Google today is announcing an overhaul of its Google Play Music streaming app for Android, iOS, and the web.
Probably the most fascinating aspect of the new version of the app is that, if you opt in, it will recommend music that’s appropriate given your location and what you’re currently doing. So if you’re sitting in your office, Google will suggest music that’s appropriate for that context.
“Your workout music is front and center as you walk into the gym, a sunset soundtrack appears just as the sky goes pink, and tunes for focusing turn up at the library,” Google Play Music lead product manager Elias Roman wrote in a blog post.
This lines up with an industry-wide trend of attempting to provide music that’s perfect for your situation. No other music streaming app — like Spotify or Apple Music — currently offers anything like this. It’s a higher level of personalization than many people are used to, and it’s possible because Google already knows where you are, so long as you allow it to know that information.
But Google isn’t exclusively reliant on algorithms to suggest music. Recommendations that appear at the top of the app’s redesigned home screen are “powered by Google’s machine learning systems and honed by our team of expert music curators,” Roman wrote, and the recommendations will improve as time goes by and you use the service more. Not that the human touch is new; human-generated playlists became more prevalent in the app following Google’s acquisition of Songza in 2014.

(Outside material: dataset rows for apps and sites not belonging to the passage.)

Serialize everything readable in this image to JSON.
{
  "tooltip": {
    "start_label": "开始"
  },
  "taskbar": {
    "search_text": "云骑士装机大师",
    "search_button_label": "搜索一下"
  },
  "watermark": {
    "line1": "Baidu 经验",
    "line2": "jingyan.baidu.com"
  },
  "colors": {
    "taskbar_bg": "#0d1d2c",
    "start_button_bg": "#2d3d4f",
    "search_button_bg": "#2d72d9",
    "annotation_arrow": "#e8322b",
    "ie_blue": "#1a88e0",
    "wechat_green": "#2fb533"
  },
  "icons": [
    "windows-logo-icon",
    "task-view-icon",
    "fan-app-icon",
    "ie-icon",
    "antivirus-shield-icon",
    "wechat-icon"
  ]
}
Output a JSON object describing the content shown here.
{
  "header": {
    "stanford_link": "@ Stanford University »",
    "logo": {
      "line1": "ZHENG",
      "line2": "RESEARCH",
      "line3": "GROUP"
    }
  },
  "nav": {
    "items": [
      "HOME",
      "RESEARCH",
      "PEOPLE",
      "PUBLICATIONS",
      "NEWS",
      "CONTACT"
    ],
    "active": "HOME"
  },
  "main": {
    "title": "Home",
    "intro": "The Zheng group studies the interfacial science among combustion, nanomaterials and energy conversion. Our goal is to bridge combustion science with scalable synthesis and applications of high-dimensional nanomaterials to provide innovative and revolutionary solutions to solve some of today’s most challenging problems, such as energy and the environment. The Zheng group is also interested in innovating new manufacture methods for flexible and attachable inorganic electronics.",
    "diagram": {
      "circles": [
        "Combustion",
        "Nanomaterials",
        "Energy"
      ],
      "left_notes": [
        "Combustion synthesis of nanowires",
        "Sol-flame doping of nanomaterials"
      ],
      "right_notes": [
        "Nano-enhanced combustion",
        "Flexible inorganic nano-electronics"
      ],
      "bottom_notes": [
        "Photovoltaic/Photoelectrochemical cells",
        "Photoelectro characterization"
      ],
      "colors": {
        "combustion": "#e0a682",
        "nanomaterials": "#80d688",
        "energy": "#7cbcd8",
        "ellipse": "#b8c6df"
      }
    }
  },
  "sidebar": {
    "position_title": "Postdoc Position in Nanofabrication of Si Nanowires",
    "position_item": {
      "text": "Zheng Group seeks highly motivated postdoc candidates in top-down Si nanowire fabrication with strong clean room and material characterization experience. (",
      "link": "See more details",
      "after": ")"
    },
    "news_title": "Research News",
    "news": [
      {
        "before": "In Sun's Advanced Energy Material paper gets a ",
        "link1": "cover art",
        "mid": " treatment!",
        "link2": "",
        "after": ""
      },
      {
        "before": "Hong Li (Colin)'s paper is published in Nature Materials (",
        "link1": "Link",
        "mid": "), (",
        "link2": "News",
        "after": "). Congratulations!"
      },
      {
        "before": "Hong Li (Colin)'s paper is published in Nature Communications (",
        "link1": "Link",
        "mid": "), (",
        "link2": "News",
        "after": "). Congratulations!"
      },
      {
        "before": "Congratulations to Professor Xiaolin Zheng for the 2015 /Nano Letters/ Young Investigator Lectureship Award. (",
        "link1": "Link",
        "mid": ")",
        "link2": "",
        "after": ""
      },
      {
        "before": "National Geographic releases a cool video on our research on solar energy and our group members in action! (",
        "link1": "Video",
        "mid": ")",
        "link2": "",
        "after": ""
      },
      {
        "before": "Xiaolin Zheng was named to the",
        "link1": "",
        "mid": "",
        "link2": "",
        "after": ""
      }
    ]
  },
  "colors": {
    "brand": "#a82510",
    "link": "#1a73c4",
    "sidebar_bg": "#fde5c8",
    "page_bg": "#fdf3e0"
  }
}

Also new: If you’re a subscriber — a free tier lets you listen to stations, but you can choose individual songs to play and get rid of the ads if you pay $9.99 a month — the app will automatically make you a playlist that’s available to play offline “based on what you’ve listened to recently,” Roman wrote. You don’t have to download the playlist in advance. (This feature can be disabled.)
The new additions amount to thoughtful improvements on an app that Google doesn’t update all that often. This particular update is timely because Google Play Music is the default streaming option for the Google Home speaker that recently went on sale. It’s also free to use on Chromecast devices, such as the newly released 4K Chromecast Ultra. And it ships with the Google Pixel smartphones that came out last month. In short, this is a good time for Google to make sure that its standard-issue music app is appealing enough that users don’t bother to install alternatives.
Google Play Music’s library contains 35 million songs. Google has not talked about how many users the service has.